(Data about app and page elements)
....................

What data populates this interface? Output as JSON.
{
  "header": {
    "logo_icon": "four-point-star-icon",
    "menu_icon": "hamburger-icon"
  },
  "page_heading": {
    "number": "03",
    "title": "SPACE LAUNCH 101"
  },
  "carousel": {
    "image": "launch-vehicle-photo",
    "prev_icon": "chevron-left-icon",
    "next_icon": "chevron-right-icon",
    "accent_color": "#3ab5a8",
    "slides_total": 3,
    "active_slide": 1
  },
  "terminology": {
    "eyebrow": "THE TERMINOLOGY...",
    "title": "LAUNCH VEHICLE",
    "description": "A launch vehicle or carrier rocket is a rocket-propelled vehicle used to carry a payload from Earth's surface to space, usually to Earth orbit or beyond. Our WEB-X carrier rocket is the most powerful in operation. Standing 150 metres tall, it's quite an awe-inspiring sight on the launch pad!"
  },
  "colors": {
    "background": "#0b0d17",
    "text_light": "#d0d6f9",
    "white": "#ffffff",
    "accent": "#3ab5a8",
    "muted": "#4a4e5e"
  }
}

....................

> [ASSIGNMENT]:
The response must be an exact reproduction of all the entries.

> [YOUR SOLUTION]:
What data populates this interface? Output as JSON.
{
  "header": {
    "logo_icon": "four-point-star-icon",
    "menu_icon": "hamburger-icon"
  },
  "page_heading": {
    "number": "03",
    "title": "SPACE LAUNCH 101"
  },
  "carousel": {
    "image": "launch-vehicle-photo",
    "prev_icon": "chevron-left-icon",
    "next_icon": "chevron-right-icon",
    "accent_color": "#3ab5a8",
    "slides_total": 3,
    "active_slide": 1
  },
  "terminology": {
    "eyebrow": "THE TERMINOLOGY...",
    "title": "LAUNCH VEHICLE",
    "description": "A launch vehicle or carrier rocket is a rocket-propelled vehicle used to carry a payload from Earth's surface to space, usually to Earth orbit or beyond. Our WEB-X carrier rocket is the most powerful in operation. Standing 150 metres tall, it's quite an awe-inspiring sight on the launch pad!"
  },
  "colors": {
    "background": "#0b0d17",
    "text_light": "#d0d6f9",
    "white": "#ffffff",
    "accent": "#3ab5a8",
    "muted": "#4a4e5e"
  }
}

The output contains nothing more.